**PROBLEM TO WORK ON**
Give back every line of the data exactly. Pictures are not part of the copy.
BEGIN RECORDS SHOWN
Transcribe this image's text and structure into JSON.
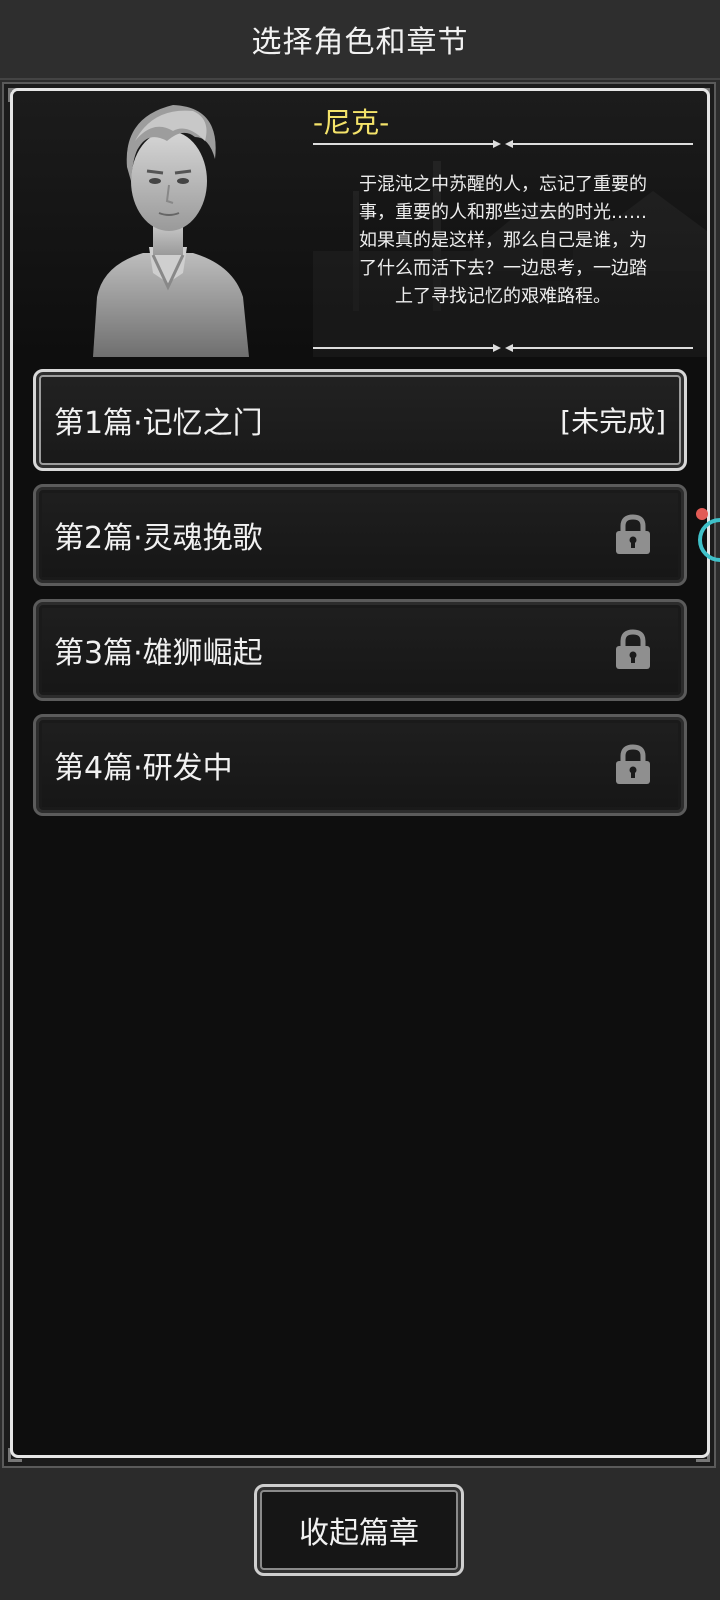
{
  "header": {
    "title": "选择角色和章节"
  },
  "character": {
    "name": "-尼克-",
    "description": "于混沌之中苏醒的人，忘记了重要的\n事，重要的人和那些过去的时光……\n如果真的是这样，那么自己是谁，为\n了什么而活下去？一边思考，一边踏\n上了寻找记忆的艰难路程。"
  },
  "chapters": [
    {
      "label": "第1篇·记忆之门",
      "status": "[未完成]",
      "locked": false
    },
    {
      "label": "第2篇·灵魂挽歌",
      "locked": true,
      "icon": "lock-icon"
    },
    {
      "label": "第3篇·雄狮崛起",
      "locked": true,
      "icon": "lock-icon"
    },
    {
      "label": "第4篇·研发中",
      "locked": true,
      "icon": "lock-icon"
    }
  ],
  "footer": {
    "collapse_label": "收起篇章"
  },
  "colors": {
    "name_accent": "#f4e36a",
    "notification_dot": "#e25b55",
    "edge_ring": "#3fc1c9"
  }
}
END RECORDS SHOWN
**SOLUTION TO THIS EXERCISE**
Transcribe this image's text and structure into JSON.
{
  "header": {
    "title": "选择角色和章节"
  },
  "character": {
    "name": "-尼克-",
    "description": "于混沌之中苏醒的人，忘记了重要的\n事，重要的人和那些过去的时光……\n如果真的是这样，那么自己是谁，为\n了什么而活下去？一边思考，一边踏\n上了寻找记忆的艰难路程。"
  },
  "chapters": [
    {
      "label": "第1篇·记忆之门",
      "status": "[未完成]",
      "locked": false
    },
    {
      "label": "第2篇·灵魂挽歌",
      "locked": true,
      "icon": "lock-icon"
    },
    {
      "label": "第3篇·雄狮崛起",
      "locked": true,
      "icon": "lock-icon"
    },
    {
      "label": "第4篇·研发中",
      "locked": true,
      "icon": "lock-icon"
    }
  ],
  "footer": {
    "collapse_label": "收起篇章"
  },
  "colors": {
    "name_accent": "#f4e36a",
    "notification_dot": "#e25b55",
    "edge_ring": "#3fc1c9"
  }
}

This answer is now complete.